Ontiveros and her staff at the YWA were troubled by the sheer lack of women represented in STEAM-oriented careers.
“Just looking at local and national trends, including the number of women who are represented in STEAM careers, that number is dismal, especially minority representation,” Ontiveros said.
One reason Ontiveros thinks the numbers are so low is that many young girls don’t learn how to develop the emotional skills necessary to work in STEAM fields long-term.
Project-based learning presented just the sort of solution Ontiveros was looking for to this complex problem. Teaching with a curriculum that balances both team-building and problem-solving allows the YWA students to grow both academically and emotionally.
“We know that girls everywhere are smart and can make it into programs, but the issue is their resilience to stay, to pursue higher level positions. We have made those challenges very clear here and what it means to stick it through,” Ontiveros said.
From the culture of the school to the projects completed by students, being “real” rings true at YWA. Ontiveros and her staff want their students to see themselves as future scientists, artists, or engineers. When selecting guests to invite to the school, they select people who the students can relate to and who have a similar story to the young women listening in the classroom.
“We wanted our campus to have a culture where our students were a sisterhood,” Ontiveros said. “We want every student to feel safe. We want every student to feel as though we honor their culture, their background, their experiences.”
With NTN as a partner, Dr. Ontiveros has access to
resources and relationships within the NTN network that are constantly giving her new ideas for how to keep improving her school’s curriculum.
“A STEAM career is about tinkering. […] It’s about creating their own solutions and trying to figure things out.

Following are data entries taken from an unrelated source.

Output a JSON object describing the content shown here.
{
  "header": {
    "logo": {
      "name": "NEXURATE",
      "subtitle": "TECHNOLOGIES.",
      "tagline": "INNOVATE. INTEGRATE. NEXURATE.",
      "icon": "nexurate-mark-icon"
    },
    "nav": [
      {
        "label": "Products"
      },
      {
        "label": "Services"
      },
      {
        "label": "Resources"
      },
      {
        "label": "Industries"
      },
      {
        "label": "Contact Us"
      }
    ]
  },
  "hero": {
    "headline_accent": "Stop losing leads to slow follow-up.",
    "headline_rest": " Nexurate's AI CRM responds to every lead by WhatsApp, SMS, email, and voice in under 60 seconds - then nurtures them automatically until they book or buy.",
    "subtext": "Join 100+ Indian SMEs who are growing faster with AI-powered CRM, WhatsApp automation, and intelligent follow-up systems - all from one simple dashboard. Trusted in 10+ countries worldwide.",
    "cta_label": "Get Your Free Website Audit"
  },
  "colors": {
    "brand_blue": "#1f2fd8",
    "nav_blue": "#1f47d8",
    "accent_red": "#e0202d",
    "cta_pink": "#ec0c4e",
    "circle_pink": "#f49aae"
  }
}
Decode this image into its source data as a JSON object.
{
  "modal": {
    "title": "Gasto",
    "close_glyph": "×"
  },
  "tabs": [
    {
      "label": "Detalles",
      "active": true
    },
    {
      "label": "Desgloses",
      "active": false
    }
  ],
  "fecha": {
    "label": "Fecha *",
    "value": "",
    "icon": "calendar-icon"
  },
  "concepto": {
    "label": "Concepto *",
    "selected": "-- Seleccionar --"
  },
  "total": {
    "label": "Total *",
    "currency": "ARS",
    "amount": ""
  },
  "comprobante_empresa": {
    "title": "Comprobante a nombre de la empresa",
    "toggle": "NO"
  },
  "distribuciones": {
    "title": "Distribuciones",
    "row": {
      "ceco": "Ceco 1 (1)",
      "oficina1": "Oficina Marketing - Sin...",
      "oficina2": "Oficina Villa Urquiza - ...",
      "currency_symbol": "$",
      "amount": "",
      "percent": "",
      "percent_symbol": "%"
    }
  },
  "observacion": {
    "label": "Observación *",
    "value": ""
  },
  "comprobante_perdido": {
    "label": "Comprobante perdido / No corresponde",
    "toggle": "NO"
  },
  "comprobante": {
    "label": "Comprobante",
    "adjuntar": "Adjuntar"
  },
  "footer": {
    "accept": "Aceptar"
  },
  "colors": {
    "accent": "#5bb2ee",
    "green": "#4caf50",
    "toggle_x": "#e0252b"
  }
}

I knew that PBL was an excellent support for what we wanted to do for our young women to meet their needs,” Ontiveros said.
Through high quality practices, a unified mission, and a successful partnership with NTN, Ontiveros and her staff are in the midst of building a powerful sisterhood.